Thursday 10 July 2014
Critics of the emergency Data Retention and Investigation Powers (DRIP) Bill introduced this morning say that the legislation will expand UK powers to intercept calls and messages.
Although David Cameron and Nick Clegg have said the law is only intended to force UK companies to continue to store metadata about calls, texts and emails (a piece of legislation that the EU recently ruled to be illegal), the Bill also expands the jurisdiction of the controversial Regulation of Investigatory Powers Act (RIPA) of 2000.
This act allows law enforcement to directly intercept the content of calls, texts and emails with the written permission of the Home Secretary, but amendments introduced in the bill clarify that RIPA now applies to “companies based outside the United Kingdom”.
The Government has said that RIPA was always intended to cover foreign firms but that “some of the largest communications providers in the market […] have questioned whether the legislation applies to them.”
David Cameron and Home Secretary Theresa May also stepped up the rhetoric surrounding the introduction of the Bill, saying that lives could be lost if MPs do not pass the legislation.

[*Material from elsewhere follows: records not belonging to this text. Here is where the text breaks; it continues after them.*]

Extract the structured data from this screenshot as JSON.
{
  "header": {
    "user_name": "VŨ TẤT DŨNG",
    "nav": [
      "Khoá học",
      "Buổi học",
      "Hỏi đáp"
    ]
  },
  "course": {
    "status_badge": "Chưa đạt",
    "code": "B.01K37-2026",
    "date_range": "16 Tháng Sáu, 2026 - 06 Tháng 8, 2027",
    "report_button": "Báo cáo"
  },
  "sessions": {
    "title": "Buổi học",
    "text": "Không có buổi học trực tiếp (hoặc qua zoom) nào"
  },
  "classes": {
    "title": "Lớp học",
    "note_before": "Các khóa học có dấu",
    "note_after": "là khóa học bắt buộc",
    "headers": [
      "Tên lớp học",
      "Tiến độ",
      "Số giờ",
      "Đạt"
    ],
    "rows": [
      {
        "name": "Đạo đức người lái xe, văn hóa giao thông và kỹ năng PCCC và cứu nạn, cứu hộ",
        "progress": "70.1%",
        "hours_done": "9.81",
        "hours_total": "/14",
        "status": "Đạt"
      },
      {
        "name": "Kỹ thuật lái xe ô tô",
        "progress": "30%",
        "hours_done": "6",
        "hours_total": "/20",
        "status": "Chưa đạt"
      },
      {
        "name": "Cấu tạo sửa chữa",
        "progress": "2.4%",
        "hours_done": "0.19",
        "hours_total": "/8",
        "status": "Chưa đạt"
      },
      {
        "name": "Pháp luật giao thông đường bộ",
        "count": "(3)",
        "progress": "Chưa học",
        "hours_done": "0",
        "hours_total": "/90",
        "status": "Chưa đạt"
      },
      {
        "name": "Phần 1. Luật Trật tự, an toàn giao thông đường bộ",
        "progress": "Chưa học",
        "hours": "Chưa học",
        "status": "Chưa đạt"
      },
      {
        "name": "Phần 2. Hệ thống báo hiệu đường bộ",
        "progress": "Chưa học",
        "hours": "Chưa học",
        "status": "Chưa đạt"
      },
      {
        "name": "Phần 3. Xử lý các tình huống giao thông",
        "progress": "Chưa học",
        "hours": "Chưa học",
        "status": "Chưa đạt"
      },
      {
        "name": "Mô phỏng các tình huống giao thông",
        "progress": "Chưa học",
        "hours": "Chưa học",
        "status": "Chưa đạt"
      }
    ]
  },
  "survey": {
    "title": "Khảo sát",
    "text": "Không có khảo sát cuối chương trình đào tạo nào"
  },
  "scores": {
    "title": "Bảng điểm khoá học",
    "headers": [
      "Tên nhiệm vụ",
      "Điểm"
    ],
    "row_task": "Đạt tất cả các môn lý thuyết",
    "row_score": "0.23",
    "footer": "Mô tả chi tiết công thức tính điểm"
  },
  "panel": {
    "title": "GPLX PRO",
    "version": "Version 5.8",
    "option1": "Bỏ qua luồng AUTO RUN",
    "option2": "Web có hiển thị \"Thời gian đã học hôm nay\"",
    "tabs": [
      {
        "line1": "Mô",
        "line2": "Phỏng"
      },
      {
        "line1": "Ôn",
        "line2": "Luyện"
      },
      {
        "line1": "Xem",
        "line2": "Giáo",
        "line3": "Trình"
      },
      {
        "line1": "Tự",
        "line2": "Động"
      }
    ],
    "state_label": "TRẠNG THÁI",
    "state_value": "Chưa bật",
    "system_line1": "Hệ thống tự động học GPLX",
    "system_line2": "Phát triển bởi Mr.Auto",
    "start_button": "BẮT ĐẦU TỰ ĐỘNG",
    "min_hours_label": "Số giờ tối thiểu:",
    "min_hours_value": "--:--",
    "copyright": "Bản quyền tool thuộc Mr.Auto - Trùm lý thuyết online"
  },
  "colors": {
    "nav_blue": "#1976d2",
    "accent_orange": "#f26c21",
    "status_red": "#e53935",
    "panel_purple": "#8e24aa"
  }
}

In a press conferences this morning, Cameron said: “We face real and credible threats to our security from serious and organised crime, from the activity of paedophiles, from the collapse of Syria, the growth of Isis in Iraq and al Shabab in East Africa.
Video: Cameron defends law on grounds of national security
"I am simply not prepared to be a prime minister who has to address the people after a terrorist incident and explain that I could have done more to prevent it.”
However, MPs have strongly criticized the Government for forcing the bill through Parliament with little consultation or scrutiny. Conservative backbencher David Davis described the situation engineered by the Government as a “theatrical emergency” while Labour MP Tom Watson called it a “stitch-up”.
Life & Style blogs
The Evil Within preview: a survival horror fan’s best worst nightmare
36-year-old skeleton of dead baby found inside Indian woman
Porn film production 'must stop in Los Angeles' after actor tests positive for HIV
The 3D-printed key that can unlock anything
Anal sex study reveals climate of 'coercion'
Robin Williams Emmys tribute led by Billy Crystal criticised for including 'racist' joke about Muslim woman
The Rotherham child abuse scandal is a tale of apologists, misogyny and double standards
What do immigrants really think of Britain? Polish immigrant's Reddit post goes viral
Scottish independence TV debate: Pumped-up Alex Salmond bounces back in bruising second round against Alistair Darling
Do you realise just how foolish the UK looks?
With Douglas Carswell joining Ukip, my party has taken another giant step forward
- 1 Notting Hill Carnival: Woman shares selfie after being ‘punched in face for telling man to stop groping her’
- 2 Keira Knightley topless: Conservative actress does own take on #Freethenipple campaign for Interview Magazine
- 3 Argentina may change its capital city from Buenos Aires, says president
- 4 The 3D-printed key that can unlock anything
- 5 Lady al-Qa’ida: On the trail of Dr Aafia Siddiqui, the world’s most wanted prisoner
- < Previous
- Next >
iJobs Gadgets & Tech
£55000 - £65000 per annum + Benefits + Bonus: Harrington Starr: CRM MS Dynamic...
Negotiable: Harrington Starr: Graduate C#.NET Developer (TDD, ASP.NET, SQL) Su...
£30000 - £33000 per annum + Benefits + Bonus: Harrington Starr: Junior SQL DBA...
£35000 - £45000 per annum + Benefits + Bonus: Harrington Starr: C# Web Develop...